TASK TO COMPLETE >>
Check the data underneath for lines holding the word "label", and state only how many you find.

──────── TASK INPUTS

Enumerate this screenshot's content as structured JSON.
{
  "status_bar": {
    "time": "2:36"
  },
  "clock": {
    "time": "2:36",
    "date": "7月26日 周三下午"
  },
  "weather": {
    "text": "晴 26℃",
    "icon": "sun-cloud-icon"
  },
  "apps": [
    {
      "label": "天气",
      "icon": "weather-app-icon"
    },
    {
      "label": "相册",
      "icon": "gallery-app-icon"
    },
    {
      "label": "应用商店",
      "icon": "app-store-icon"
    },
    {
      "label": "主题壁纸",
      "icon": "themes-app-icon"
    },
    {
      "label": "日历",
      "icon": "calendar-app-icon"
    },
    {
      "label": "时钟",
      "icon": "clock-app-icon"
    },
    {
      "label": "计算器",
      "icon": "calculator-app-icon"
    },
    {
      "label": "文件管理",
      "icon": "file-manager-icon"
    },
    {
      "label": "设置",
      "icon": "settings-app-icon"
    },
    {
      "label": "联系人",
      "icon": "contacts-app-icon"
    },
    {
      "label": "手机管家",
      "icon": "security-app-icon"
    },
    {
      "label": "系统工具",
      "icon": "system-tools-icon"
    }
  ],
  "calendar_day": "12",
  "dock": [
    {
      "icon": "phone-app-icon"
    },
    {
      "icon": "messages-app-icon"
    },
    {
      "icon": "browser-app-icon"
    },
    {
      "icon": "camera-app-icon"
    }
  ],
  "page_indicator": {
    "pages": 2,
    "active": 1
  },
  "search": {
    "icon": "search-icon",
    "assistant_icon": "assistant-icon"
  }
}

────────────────

SOLUTION >>
12